Owls are birds of the order Strigiformes, which includes about 200 species of birds mostly solitary and nocturnal of prey typified by a vertical posture, a large head, wide, binocular vision, binaural hearing, sharp claws and feathers adapted to Silent flight. Exceptions include the daytime Northern Hawk-owl and the greary Owl Burrow.
Owls hunt mainly small mammals, insects, and other birds, even though some species specialize in hunting fish. They are found in all regions of the Earth, except polar hubcaps and some remote islands.
The owls are divided into two families: the true (or typical) family owl, Strigidae, and the owl-barn family, Tytonidae.
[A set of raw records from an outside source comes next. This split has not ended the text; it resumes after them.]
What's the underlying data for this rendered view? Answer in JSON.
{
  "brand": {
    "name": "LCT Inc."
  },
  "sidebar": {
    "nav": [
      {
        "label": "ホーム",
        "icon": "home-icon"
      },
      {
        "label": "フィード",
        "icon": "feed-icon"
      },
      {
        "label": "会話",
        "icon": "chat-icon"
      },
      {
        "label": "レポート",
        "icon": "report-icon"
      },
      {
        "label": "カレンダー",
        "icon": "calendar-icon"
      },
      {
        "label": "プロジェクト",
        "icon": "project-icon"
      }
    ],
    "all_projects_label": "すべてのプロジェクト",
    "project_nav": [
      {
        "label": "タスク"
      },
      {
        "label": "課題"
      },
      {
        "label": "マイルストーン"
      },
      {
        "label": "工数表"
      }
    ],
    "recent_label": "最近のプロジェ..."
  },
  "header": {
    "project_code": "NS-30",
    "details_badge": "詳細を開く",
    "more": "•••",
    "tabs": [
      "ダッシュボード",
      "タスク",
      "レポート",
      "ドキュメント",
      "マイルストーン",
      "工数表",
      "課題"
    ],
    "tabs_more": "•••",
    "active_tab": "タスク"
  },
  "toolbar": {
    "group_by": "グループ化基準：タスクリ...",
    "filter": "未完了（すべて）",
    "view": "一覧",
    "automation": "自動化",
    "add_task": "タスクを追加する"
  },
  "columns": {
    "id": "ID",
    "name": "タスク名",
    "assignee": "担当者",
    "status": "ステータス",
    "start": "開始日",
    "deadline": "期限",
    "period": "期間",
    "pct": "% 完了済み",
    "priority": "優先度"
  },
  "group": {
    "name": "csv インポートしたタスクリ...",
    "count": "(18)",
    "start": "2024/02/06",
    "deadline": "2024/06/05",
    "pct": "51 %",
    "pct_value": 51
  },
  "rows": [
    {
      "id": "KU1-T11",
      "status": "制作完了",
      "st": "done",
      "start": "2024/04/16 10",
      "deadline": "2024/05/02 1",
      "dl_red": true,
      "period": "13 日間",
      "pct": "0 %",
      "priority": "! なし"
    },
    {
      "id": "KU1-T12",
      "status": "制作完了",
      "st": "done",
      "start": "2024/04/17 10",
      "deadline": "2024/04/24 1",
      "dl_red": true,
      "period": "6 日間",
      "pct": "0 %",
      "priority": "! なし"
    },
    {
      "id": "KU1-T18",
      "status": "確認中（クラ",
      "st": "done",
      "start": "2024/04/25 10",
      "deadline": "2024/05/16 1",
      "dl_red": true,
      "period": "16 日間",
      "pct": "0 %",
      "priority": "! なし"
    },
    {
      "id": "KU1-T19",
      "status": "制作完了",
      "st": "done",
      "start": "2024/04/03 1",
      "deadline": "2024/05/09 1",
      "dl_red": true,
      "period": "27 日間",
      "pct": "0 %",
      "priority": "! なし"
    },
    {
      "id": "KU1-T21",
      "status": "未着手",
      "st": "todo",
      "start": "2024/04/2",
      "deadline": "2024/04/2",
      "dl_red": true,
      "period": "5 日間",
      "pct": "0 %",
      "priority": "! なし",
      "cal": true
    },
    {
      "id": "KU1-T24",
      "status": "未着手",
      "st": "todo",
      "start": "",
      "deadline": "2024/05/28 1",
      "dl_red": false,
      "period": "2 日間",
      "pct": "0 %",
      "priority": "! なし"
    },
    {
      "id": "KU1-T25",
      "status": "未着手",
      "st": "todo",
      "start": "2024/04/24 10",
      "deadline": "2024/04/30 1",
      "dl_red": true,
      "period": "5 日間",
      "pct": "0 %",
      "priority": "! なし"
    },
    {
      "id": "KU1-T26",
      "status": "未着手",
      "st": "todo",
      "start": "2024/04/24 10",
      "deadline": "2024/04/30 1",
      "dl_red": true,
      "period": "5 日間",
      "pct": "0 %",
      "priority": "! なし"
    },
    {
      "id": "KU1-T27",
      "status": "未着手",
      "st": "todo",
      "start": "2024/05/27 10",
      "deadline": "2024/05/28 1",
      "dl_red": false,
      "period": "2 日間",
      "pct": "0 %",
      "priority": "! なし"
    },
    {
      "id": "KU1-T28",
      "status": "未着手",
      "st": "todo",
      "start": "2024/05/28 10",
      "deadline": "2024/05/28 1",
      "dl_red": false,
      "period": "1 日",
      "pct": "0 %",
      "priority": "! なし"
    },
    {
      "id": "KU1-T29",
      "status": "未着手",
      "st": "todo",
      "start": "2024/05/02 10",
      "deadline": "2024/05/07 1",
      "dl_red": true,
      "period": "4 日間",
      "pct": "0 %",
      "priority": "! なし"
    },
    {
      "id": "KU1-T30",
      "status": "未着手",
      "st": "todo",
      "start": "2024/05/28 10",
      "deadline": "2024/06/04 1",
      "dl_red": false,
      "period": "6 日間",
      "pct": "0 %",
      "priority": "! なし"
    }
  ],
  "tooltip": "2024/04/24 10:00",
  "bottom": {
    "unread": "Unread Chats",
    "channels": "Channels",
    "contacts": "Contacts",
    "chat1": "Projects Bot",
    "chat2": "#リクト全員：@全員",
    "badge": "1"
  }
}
The owl’s plumage color plays a key role in its ability to sit and mingle in the environment, making it almost invisible to prey. Owls tend to mimic the coloration and occasionally even the texture patterns of their surroundings, the common owl is an exception. Nyctea Scandiaca, or snowy owl, appears almost whitish in color with some black spots, perfectly mimicking its snowy surroundings. Similarly, the Spotted Owl (Strix ocellata) shows shades of brown, cinnamon and black, which makes the owl almost invisible in the surrounding trees, especially behind. In general, the only sign of the narration of an owl perched is its vocalizations or its colored eyes vividly.